TASK OBJECTIVE:
The answer must be an exact copy of the records below, with every picture left out.
Start of EXERCISE MATERIAL
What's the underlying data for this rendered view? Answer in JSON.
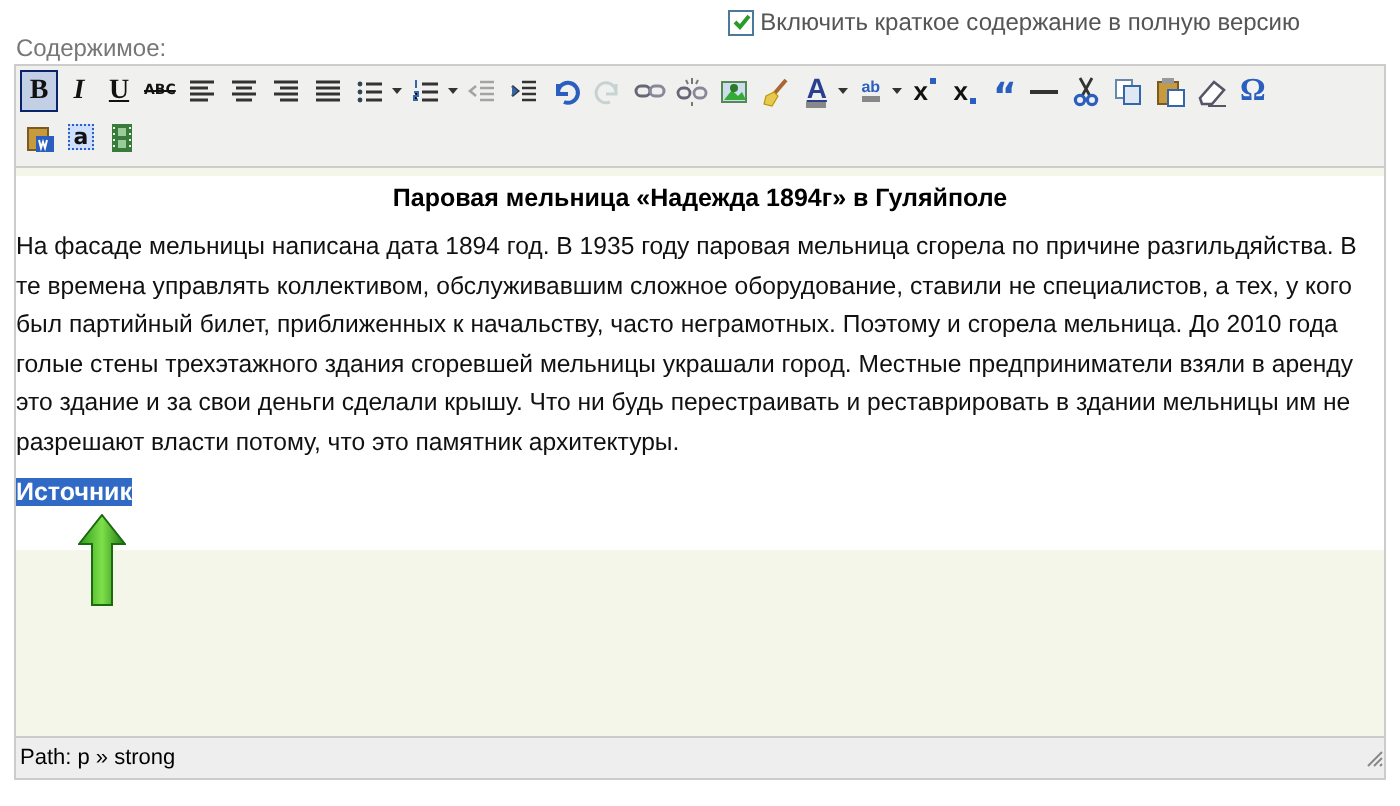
{
  "field_label": "Содержимое:",
  "summary_option": {
    "label": "Включить краткое содержание в полную версию",
    "checked": true
  },
  "toolbar": {
    "rows": [
      [
        {
          "kind": "bold",
          "glyph": "B",
          "selected": true,
          "disabled": false
        },
        {
          "kind": "italic",
          "glyph": "I",
          "selected": false,
          "disabled": false
        },
        {
          "kind": "underline",
          "glyph": "U",
          "selected": false,
          "disabled": false
        },
        {
          "kind": "strike",
          "glyph": "ABC",
          "selected": false,
          "disabled": false
        },
        {
          "kind": "align-left",
          "selected": false,
          "disabled": false
        },
        {
          "kind": "align-center",
          "selected": false,
          "disabled": false
        },
        {
          "kind": "align-right",
          "selected": false,
          "disabled": false
        },
        {
          "kind": "justify",
          "selected": false,
          "disabled": false
        },
        {
          "kind": "bullets",
          "dropdown": true,
          "selected": false,
          "disabled": false
        },
        {
          "kind": "numbers",
          "dropdown": true,
          "selected": false,
          "disabled": false
        },
        {
          "kind": "outdent",
          "selected": false,
          "disabled": true
        },
        {
          "kind": "indent",
          "selected": false,
          "disabled": false
        },
        {
          "kind": "undo",
          "selected": false,
          "disabled": false
        },
        {
          "kind": "redo",
          "selected": false,
          "disabled": true
        },
        {
          "kind": "link",
          "selected": false,
          "disabled": false
        },
        {
          "kind": "unlink",
          "selected": false,
          "disabled": false
        },
        {
          "kind": "image",
          "selected": false,
          "disabled": false
        },
        {
          "kind": "cleanup",
          "selected": false,
          "disabled": false
        },
        {
          "kind": "text-color",
          "glyph": "A",
          "dropdown": true,
          "selected": false,
          "disabled": false
        },
        {
          "kind": "highlight",
          "glyph": "ab",
          "dropdown": true,
          "selected": false,
          "disabled": false
        },
        {
          "kind": "sup",
          "glyph": "x",
          "selected": false,
          "disabled": false
        },
        {
          "kind": "sub",
          "glyph": "x",
          "selected": false,
          "disabled": false
        },
        {
          "kind": "quote",
          "glyph": "“",
          "selected": false,
          "disabled": false
        },
        {
          "kind": "hr",
          "selected": false,
          "disabled": false
        },
        {
          "kind": "cut",
          "selected": false,
          "disabled": false
        },
        {
          "kind": "copy",
          "selected": false,
          "disabled": false
        },
        {
          "kind": "paste",
          "selected": false,
          "disabled": false
        },
        {
          "kind": "eraser",
          "selected": false,
          "disabled": false
        },
        {
          "kind": "charmap",
          "glyph": "Ω",
          "selected": false,
          "disabled": false
        }
      ],
      [
        {
          "kind": "paste-word",
          "selected": false,
          "disabled": false
        },
        {
          "kind": "paste-text",
          "glyph": "a",
          "selected": false,
          "disabled": false
        },
        {
          "kind": "media",
          "selected": false,
          "disabled": false
        }
      ]
    ]
  },
  "content": {
    "heading": "Паровая мельница «Надежда 1894г» в Гуляйполе",
    "paragraph": "На фасаде мельницы написана дата 1894 год. В 1935 году паровая мельница сгорела по причине разгильдяйства. В те времена управлять коллективом, обслуживавшим сложное оборудование, ставили не специалистов, а тех, у кого был партийный билет, приближенных к начальству, часто неграмотных. Поэтому и сгорела мельница. До 2010 года голые стены трехэтажного здания сгоревшей мельницы украшали город. Местные предприниматели взяли в аренду это здание и за свои деньги сделали крышу. Что ни будь перестраивать и реставрировать в здании мельницы им не разрешают власти потому, что это памятник архитектуры.",
    "source": {
      "text": "Источник",
      "selected": true
    }
  },
  "status_bar": {
    "path": "Path: p » strong"
  }
}
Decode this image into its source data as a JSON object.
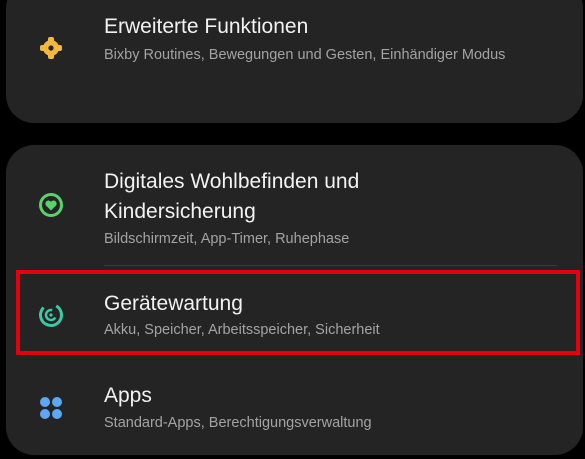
{
  "settings": {
    "advanced": {
      "title": "Erweiterte Funktionen",
      "subtitle": "Bixby Routines, Bewegungen und Gesten, Einhändiger Modus",
      "icon": "puzzle-gear-icon",
      "icon_color": "#f4b83f"
    },
    "wellbeing": {
      "title_line1": "Digitales Wohlbefinden und",
      "title_line2": "Kindersicherung",
      "subtitle": "Bildschirmzeit, App-Timer, Ruhephase",
      "icon": "wellbeing-heart-icon",
      "icon_color": "#5bd16b"
    },
    "device_care": {
      "title": "Gerätewartung",
      "subtitle": "Akku, Speicher, Arbeitsspeicher, Sicherheit",
      "icon": "device-care-icon",
      "icon_color": "#3cc9a6"
    },
    "apps": {
      "title": "Apps",
      "subtitle": "Standard-Apps, Berechtigungsverwaltung",
      "icon": "apps-grid-icon",
      "icon_color": "#5ca8f5"
    }
  },
  "highlight_color": "#e3000f"
}
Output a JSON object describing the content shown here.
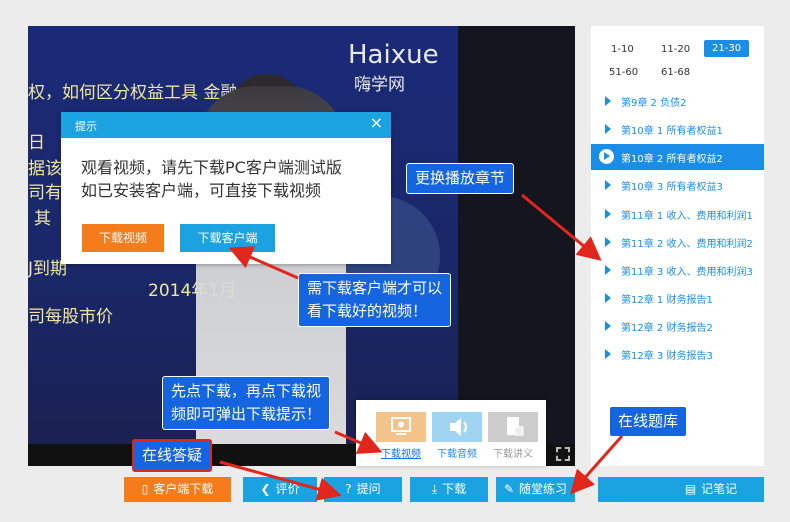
{
  "video": {
    "logo_en": "Haixue",
    "logo_cn": "嗨学网",
    "slide_lines": [
      "权，如何区分权益工具 金融",
      "日  ",
      "据该",
      "司有",
      "其",
      "J到期",
      "2014年1月",
      "司每股市价"
    ]
  },
  "sidebar": {
    "pages": [
      "1-10",
      "11-20",
      "21-30",
      "51-60",
      "61-68"
    ],
    "active_page": "21-30",
    "chapters": [
      "第9章 2 负债2",
      "第10章 1 所有者权益1",
      "第10章 2 所有者权益2",
      "第10章 3 所有者权益3",
      "第11章 1 收入、费用和利润1",
      "第11章 2 收入、费用和利润2",
      "第11章 3 收入、费用和利润3",
      "第12章 1 财务报告1",
      "第12章 2 财务报告2",
      "第12章 3 财务报告3"
    ],
    "active_chapter_index": 2
  },
  "dialog": {
    "title": "提示",
    "close_icon": "close-icon",
    "message_line1": "观看视频，请先下载PC客户端测试版",
    "message_line2": "如已安装客户端，可直接下载视频",
    "download_video_button": "下载视频",
    "download_client_button": "下载客户端"
  },
  "callouts": {
    "change_chapter": "更换播放章节",
    "need_client_line1": "需下载客户端才可以",
    "need_client_line2": "看下载好的视频！",
    "click_download_line1": "先点下载，再点下载视",
    "click_download_line2": "频即可弹出下载提示！",
    "online_qa": "在线答疑",
    "online_question_bank": "在线题库"
  },
  "download_popup": {
    "items": [
      {
        "label": "下载视频",
        "icon": "monitor-icon",
        "color": "#f2c48c",
        "label_color": "#1a6ee6"
      },
      {
        "label": "下载音频",
        "icon": "speaker-icon",
        "color": "#9fd5f2",
        "label_color": "#1a8ee6"
      },
      {
        "label": "下载讲义",
        "icon": "document-icon",
        "color": "#cccccc",
        "label_color": "#999999"
      }
    ]
  },
  "bottom_bar": {
    "client_download": "客户端下载",
    "comment": "评价",
    "ask": "提问",
    "download": "下载",
    "practice": "随堂练习",
    "notes": "记笔记"
  },
  "colors": {
    "primary_blue": "#1aa3e0",
    "orange": "#f47c1a",
    "callout_blue": "#1565e0",
    "arrow_red": "#e3261b"
  }
}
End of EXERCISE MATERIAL
EXPECTED OUTPUT:
What's the underlying data for this rendered view? Answer in JSON.
{
  "field_label": "Содержимое:",
  "summary_option": {
    "label": "Включить краткое содержание в полную версию",
    "checked": true
  },
  "toolbar": {
    "rows": [
      [
        {
          "kind": "bold",
          "glyph": "B",
          "selected": true,
          "disabled": false
        },
        {
          "kind": "italic",
          "glyph": "I",
          "selected": false,
          "disabled": false
        },
        {
          "kind": "underline",
          "glyph": "U",
          "selected": false,
          "disabled": false
        },
        {
          "kind": "strike",
          "glyph": "ABC",
          "selected": false,
          "disabled": false
        },
        {
          "kind": "align-left",
          "selected": false,
          "disabled": false
        },
        {
          "kind": "align-center",
          "selected": false,
          "disabled": false
        },
        {
          "kind": "align-right",
          "selected": false,
          "disabled": false
        },
        {
          "kind": "justify",
          "selected": false,
          "disabled": false
        },
        {
          "kind": "bullets",
          "dropdown": true,
          "selected": false,
          "disabled": false
        },
        {
          "kind": "numbers",
          "dropdown": true,
          "selected": false,
          "disabled": false
        },
        {
          "kind": "outdent",
          "selected": false,
          "disabled": true
        },
        {
          "kind": "indent",
          "selected": false,
          "disabled": false
        },
        {
          "kind": "undo",
          "selected": false,
          "disabled": false
        },
        {
          "kind": "redo",
          "selected": false,
          "disabled": true
        },
        {
          "kind": "link",
          "selected": false,
          "disabled": false
        },
        {
          "kind": "unlink",
          "selected": false,
          "disabled": false
        },
        {
          "kind": "image",
          "selected": false,
          "disabled": false
        },
        {
          "kind": "cleanup",
          "selected": false,
          "disabled": false
        },
        {
          "kind": "text-color",
          "glyph": "A",
          "dropdown": true,
          "selected": false,
          "disabled": false
        },
        {
          "kind": "highlight",
          "glyph": "ab",
          "dropdown": true,
          "selected": false,
          "disabled": false
        },
        {
          "kind": "sup",
          "glyph": "x",
          "selected": false,
          "disabled": false
        },
        {
          "kind": "sub",
          "glyph": "x",
          "selected": false,
          "disabled": false
        },
        {
          "kind": "quote",
          "glyph": "“",
          "selected": false,
          "disabled": false
        },
        {
          "kind": "hr",
          "selected": false,
          "disabled": false
        },
        {
          "kind": "cut",
          "selected": false,
          "disabled": false
        },
        {
          "kind": "copy",
          "selected": false,
          "disabled": false
        },
        {
          "kind": "paste",
          "selected": false,
          "disabled": false
        },
        {
          "kind": "eraser",
          "selected": false,
          "disabled": false
        },
        {
          "kind": "charmap",
          "glyph": "Ω",
          "selected": false,
          "disabled": false
        }
      ],
      [
        {
          "kind": "paste-word",
          "selected": false,
          "disabled": false
        },
        {
          "kind": "paste-text",
          "glyph": "a",
          "selected": false,
          "disabled": false
        },
        {
          "kind": "media",
          "selected": false,
          "disabled": false
        }
      ]
    ]
  },
  "content": {
    "heading": "Паровая мельница «Надежда 1894г» в Гуляйполе",
    "paragraph": "На фасаде мельницы написана дата 1894 год. В 1935 году паровая мельница сгорела по причине разгильдяйства. В те времена управлять коллективом, обслуживавшим сложное оборудование, ставили не специалистов, а тех, у кого был партийный билет, приближенных к начальству, часто неграмотных. Поэтому и сгорела мельница. До 2010 года голые стены трехэтажного здания сгоревшей мельницы украшали город. Местные предприниматели взяли в аренду это здание и за свои деньги сделали крышу. Что ни будь перестраивать и реставрировать в здании мельницы им не разрешают власти потому, что это памятник архитектуры.",
    "source": {
      "text": "Источник",
      "selected": true
    }
  },
  "status_bar": {
    "path": "Path: p » strong"
  }
}
Decode this image into its source data as a JSON object.
{
  "settings": {
    "advanced": {
      "title": "Erweiterte Funktionen",
      "subtitle": "Bixby Routines, Bewegungen und Gesten, Einhändiger Modus",
      "icon": "puzzle-gear-icon",
      "icon_color": "#f4b83f"
    },
    "wellbeing": {
      "title_line1": "Digitales Wohlbefinden und",
      "title_line2": "Kindersicherung",
      "subtitle": "Bildschirmzeit, App-Timer, Ruhephase",
      "icon": "wellbeing-heart-icon",
      "icon_color": "#5bd16b"
    },
    "device_care": {
      "title": "Gerätewartung",
      "subtitle": "Akku, Speicher, Arbeitsspeicher, Sicherheit",
      "icon": "device-care-icon",
      "icon_color": "#3cc9a6"
    },
    "apps": {
      "title": "Apps",
      "subtitle": "Standard-Apps, Berechtigungsverwaltung",
      "icon": "apps-grid-icon",
      "icon_color": "#5ca8f5"
    }
  },
  "highlight_color": "#e3000f"
}
Output a JSON object describing the content shown here.
{
  "video": {
    "logo_en": "Haixue",
    "logo_cn": "嗨学网",
    "slide_lines": [
      "权，如何区分权益工具 金融",
      "日  ",
      "据该",
      "司有",
      "其",
      "J到期",
      "2014年1月",
      "司每股市价"
    ]
  },
  "sidebar": {
    "pages": [
      "1-10",
      "11-20",
      "21-30",
      "51-60",
      "61-68"
    ],
    "active_page": "21-30",
    "chapters": [
      "第9章 2 负债2",
      "第10章 1 所有者权益1",
      "第10章 2 所有者权益2",
      "第10章 3 所有者权益3",
      "第11章 1 收入、费用和利润1",
      "第11章 2 收入、费用和利润2",
      "第11章 3 收入、费用和利润3",
      "第12章 1 财务报告1",
      "第12章 2 财务报告2",
      "第12章 3 财务报告3"
    ],
    "active_chapter_index": 2
  },
  "dialog": {
    "title": "提示",
    "close_icon": "close-icon",
    "message_line1": "观看视频，请先下载PC客户端测试版",
    "message_line2": "如已安装客户端，可直接下载视频",
    "download_video_button": "下载视频",
    "download_client_button": "下载客户端"
  },
  "callouts": {
    "change_chapter": "更换播放章节",
    "need_client_line1": "需下载客户端才可以",
    "need_client_line2": "看下载好的视频！",
    "click_download_line1": "先点下载，再点下载视",
    "click_download_line2": "频即可弹出下载提示！",
    "online_qa": "在线答疑",
    "online_question_bank": "在线题库"
  },
  "download_popup": {
    "items": [
      {
        "label": "下载视频",
        "icon": "monitor-icon",
        "color": "#f2c48c",
        "label_color": "#1a6ee6"
      },
      {
        "label": "下载音频",
        "icon": "speaker-icon",
        "color": "#9fd5f2",
        "label_color": "#1a8ee6"
      },
      {
        "label": "下载讲义",
        "icon": "document-icon",
        "color": "#cccccc",
        "label_color": "#999999"
      }
    ]
  },
  "bottom_bar": {
    "client_download": "客户端下载",
    "comment": "评价",
    "ask": "提问",
    "download": "下载",
    "practice": "随堂练习",
    "notes": "记笔记"
  },
  "colors": {
    "primary_blue": "#1aa3e0",
    "orange": "#f47c1a",
    "callout_blue": "#1565e0",
    "arrow_red": "#e3261b"
  }
}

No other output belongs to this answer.